‘Tongue-in-cheek’ Klinsmann asks for jersey in person after game “for his son” during cooling off break
Disappointment after disappointment. Head coach Jürgen Klinsmann (59) was criticized by domestic fans after the game for asking an opposing player for his jersey. It was the opposite of the ‘pout’ he showed during the cooling down period.메이저놀이터
The Korean national soccer team, led by Klinsmann, played a goalless 0-0 draw against Wales at Cardiff City Stadium in Cardiff, England, on Aug. 8 (KST).
With this result, the Korean national team has now recorded three draws and two losses since Klinsmann took over. Klinsmann is the first foreign coach in Korean soccer history to fail to win his first game after five matches.
However, Klinsmann’s expression was relaxed. With his trademark friendly smile, he approached Wales captain Aaron Ramsey (33, Cardiff City) and asked for his jersey.
This was shown in a video released by BBC Wales on social media after the game. In a televised interview after the game, Klinsmann was asked if he saw Ramsey take the shirt after the game.
“I have a son who plays goalkeeper for the Los Angeles Galaxy (USA) and he sent me a message before the game saying ‘can you get me a Ramsey shirt’,” Klinsmann beamed.
It shows how much Klinsmann cares about his son. But it’s a gesture that’s likely to be met with even more criticism from domestic fans, given the team’s recent poor performance and the controversy it’s creating.
While a coach can ask for a player’s jersey, it’s not necessary to do so in public right after a game. He could have gone to the locker room and asked for it privately. It could have been seen as an arrogant move that ignored the public outcry against him.
Klinsmann has reneged on his promise to work from home in his first press conference. He has spent only 67 days in South Korea in his six-month tenure with the national team, breaking his promise to stay in the country. His defense is that “the way I communicate and observe the players is different than before.”
He has also been criticized for changing his role. This is because he is more active on the sidelines, such as participating in various media panels and running his own business, than he is as the head coach of the Korean national team. Earlier, the BBC also pointed out his remote work, calling him a “remote control coach.
Germany’s Sport1 said, “The strange Klinsmann story repeats itself. He is criticized in South Korea for working from home,” and “This will sound familiar to many German fans. Klinsmann works around the clock, but not on the field.”

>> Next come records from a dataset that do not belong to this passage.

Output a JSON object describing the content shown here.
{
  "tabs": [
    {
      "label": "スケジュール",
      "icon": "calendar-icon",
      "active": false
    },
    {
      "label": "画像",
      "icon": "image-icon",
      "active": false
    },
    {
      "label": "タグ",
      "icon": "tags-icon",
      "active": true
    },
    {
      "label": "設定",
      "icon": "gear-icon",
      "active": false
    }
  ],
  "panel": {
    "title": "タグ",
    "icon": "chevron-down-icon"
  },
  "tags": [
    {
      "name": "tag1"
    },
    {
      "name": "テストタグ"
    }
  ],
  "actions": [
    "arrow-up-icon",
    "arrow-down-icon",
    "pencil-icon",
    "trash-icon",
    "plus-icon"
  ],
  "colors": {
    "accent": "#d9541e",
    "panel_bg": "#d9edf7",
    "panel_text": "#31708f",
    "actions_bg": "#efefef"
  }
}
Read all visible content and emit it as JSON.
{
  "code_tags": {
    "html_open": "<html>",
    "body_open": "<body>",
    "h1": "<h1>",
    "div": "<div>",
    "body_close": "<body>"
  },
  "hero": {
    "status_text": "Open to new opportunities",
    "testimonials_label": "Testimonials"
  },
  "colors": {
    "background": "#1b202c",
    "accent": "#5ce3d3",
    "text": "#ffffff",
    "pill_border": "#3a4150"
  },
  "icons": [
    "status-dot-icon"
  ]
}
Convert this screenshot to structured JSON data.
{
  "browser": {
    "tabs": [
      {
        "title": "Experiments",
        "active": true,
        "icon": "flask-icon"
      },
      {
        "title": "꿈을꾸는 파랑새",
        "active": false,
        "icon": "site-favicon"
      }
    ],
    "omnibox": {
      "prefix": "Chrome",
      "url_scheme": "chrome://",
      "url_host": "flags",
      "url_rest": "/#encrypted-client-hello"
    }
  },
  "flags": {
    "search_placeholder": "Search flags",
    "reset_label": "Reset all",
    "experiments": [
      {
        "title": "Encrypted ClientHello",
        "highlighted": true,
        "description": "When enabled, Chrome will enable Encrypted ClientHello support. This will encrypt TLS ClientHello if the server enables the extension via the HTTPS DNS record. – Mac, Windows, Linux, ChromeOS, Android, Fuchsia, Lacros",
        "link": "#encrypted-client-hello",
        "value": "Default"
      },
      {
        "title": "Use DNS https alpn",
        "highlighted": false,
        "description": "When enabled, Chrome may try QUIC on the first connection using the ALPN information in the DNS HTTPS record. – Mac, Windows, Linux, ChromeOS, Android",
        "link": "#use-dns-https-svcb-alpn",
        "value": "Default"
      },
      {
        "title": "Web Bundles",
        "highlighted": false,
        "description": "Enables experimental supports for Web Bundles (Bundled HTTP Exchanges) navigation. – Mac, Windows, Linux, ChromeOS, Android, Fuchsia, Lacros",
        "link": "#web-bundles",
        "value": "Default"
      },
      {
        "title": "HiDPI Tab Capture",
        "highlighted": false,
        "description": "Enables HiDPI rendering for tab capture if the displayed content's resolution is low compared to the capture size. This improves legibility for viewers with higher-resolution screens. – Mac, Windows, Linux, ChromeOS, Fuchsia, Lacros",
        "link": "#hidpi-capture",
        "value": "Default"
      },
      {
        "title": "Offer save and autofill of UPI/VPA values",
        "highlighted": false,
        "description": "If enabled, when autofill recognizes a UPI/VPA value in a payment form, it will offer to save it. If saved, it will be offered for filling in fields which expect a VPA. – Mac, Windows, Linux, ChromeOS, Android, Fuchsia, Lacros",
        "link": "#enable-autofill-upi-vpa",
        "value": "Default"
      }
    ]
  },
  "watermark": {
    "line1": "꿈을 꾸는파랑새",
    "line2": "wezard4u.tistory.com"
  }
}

The pre-match mood was good, with “captain” Son Heung-min (Tottenham) calling up most of the Europeans, including Kim Min-jae (Bayern Munich), Cho Kyu-sung (Mitwylan), Hwang In-beom (Tsubena Zvezda), Lee Jae-sung (Mainz), Hong Hyun-seok (Gent), Hwang Hee-chan (Wolverhampton), and Oh Hyun-gyu (Celtic).
Most of these attacking resources were fresh off goals and other offensive points. The traveling distance was short enough that there was no problem with conditioning. Unlike in Korea, we were able to utilize our overseas players to their full potential.
Their opponents, Wales, were 1.5 men. Welsh coach Rob Page, who was under fire for his team’s recent losses to Armenia and Turkey in Euro qualifying, said, “I don’t want to play a friendly against Korea.” He was under pressure. He was worried about injuries with a Euro qualifier against Latvia on June 12.
But Klinsmann’s performance was dismal. The team relied on backpasses, crosses, and long balls through the middle. There was no indication that the team was building up from the back, which was a trademark of his predecessor, Paulo Bento.
Another problem was the positioning of the players, which did not utilize their characteristics. The midfield of Hwang In-beom and Park Yong-woo didn’t have the right synergy, and the center-oriented Lee Jae-sung and Hong Hyun-seok were stuck on the flanks and made mistakes that blocked their path.
Even Son Heung-min, who was deployed up front, had to drop to the middle to receive the ball. There were relatively few shots on goal and the Welsh attack was sharper.
There was a moment in the game that could have changed the tone. In the 25th minute of the first half, a cooling break was called. It’s a time for players to cool off and drink plenty of water, but most managers take advantage of it to try and change the flow of the game.
But what Klinsmann saw on the TV screen was different. He barely moved from where he was standing when the players came in. The players gathered around him, but he just stared off into the distance, wiping his mouth or putting his hands on his hips.
Right in front of them was ‘captain’ Son Heung-min. It was a moment when Klinsmann could have told the players what they couldn’t do on their own. But Klinsmann didn’t. For 20 seconds, Klinsmann just stood there on camera.